“The indicators that we have seen starting in late March through April 2009 have been two-fold: 1) public work jobs are bidding and not only being awarded but the projects are starting off at a quick pace. 2) We are seeing an active market in the energy retrofit market even with the economic downturn on the private commercial level.”

CBT's Alex Kepley said his company had a strong start in 2008 compared to 2007, but then experienced a fairly significant slowdown, particularly in the third and fourth quarter “post-Lehman bankruptcy and credit market freeze.” He doesn't expect any growth until this year's fourth-quarter, but is already seeing some signs of economic life. “We are already seeing it as quote activity has increased, major customers are beginning to explore some capital projects, and our OEMs are also seeing an uptick in quoting work.”

Doug Bemis, president, Caniff Electric Supply Hamtramck, Mich., is bracing himself for a 2009 sales decline of at least 30 percent and is watching for an increase in the number of jobs his company quotes as an early indicator. He is also seeing some business improvement. “Business is improving now, but very slowly,” he said. “I expect to be back to prior levels by the second quarter of 2010,” he said. Continue reading...

Tables & Analysis

The Top 200 Electrical Distributors
Alphabetical Guide to the Top 200 Electrical Distributors
Top 25 as Ranked by Sales Per Employee
2008-2009 Distributor Acquisitions in the Electrical Market
Top 200 Annual Sales 2004-2008
The Biggest Electrical Distributors on the Planet
The Five Largest Electrical Distributors

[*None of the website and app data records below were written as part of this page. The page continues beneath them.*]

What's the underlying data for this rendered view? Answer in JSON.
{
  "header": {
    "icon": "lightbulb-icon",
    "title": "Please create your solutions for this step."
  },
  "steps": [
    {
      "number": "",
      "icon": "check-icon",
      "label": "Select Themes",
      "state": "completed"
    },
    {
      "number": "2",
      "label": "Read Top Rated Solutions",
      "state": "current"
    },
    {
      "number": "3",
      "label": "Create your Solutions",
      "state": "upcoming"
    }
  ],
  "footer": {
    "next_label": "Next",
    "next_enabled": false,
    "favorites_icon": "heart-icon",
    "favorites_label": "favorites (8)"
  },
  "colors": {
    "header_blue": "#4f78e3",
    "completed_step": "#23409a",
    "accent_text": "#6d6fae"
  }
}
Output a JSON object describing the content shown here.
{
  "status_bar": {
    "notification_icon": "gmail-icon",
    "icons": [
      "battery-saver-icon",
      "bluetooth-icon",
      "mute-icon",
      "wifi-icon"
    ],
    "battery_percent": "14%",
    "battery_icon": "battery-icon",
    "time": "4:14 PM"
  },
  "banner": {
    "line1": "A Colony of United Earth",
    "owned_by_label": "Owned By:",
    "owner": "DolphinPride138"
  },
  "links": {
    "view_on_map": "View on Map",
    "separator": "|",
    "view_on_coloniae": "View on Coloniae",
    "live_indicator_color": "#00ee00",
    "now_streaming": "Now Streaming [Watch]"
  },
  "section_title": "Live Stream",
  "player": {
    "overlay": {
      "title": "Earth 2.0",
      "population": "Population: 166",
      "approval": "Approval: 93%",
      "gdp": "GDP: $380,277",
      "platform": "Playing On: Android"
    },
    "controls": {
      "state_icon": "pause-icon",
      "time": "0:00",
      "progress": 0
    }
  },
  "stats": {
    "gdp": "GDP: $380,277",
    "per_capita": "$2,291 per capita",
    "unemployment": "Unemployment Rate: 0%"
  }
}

Back to the Top 200

Meager merger numbers

Thus far 2009 has been an exceptionally quiet year for mergers and acquisitions, and no Top 200 distributors have yet been purchased. That's a notable contrast to 2008 when seven distributors on the Top 200 listing were purchased (see chart on page 20): Beacon Electric Supply, San Diego; Electric Fixture and Supply, Omaha, Neb.; Equity Utility Service Co. Inc., Marietta, Ga.; ESSCO Wholesale Electric, Chandler, Ariz.; Hagemeyer North America, Charleston, S.C.; Harris Electric Supply Co. Inc., Nashville, Tenn.; and Maurice Electrical Supply, Washington, D.C.

Strictly by the numbers

Estimated 2008 sales for the Top 200 distributors as a group slipped slightly from $54 billion in 2007 to $53.5 billion, and companies on this year's listing now control 59.3 percent of industry sales, down from the 60.7 percent posted in last year's Top 200 ranking. The ranked distributors had at least 78,881 employees and operated at least 5,587 locations. Sales-per-employee for the 120 full-line electrical distributors that provided both 2008 sales and employee counts was $644,684.

Tables & Analysis

The Top 200 Electrical Distributors
Alphabetical Guide to the Top 200 Electrical Distributors
Top 25 as Ranked by Sales Per Employee
2008-2009 Distributor Acquisitions in the Electrical Market
Top 200 Annual Sales 2004-2008
The Biggest Electrical Distributors on the Planet
The Five Largest Electrical Distributors

Back to the Top 200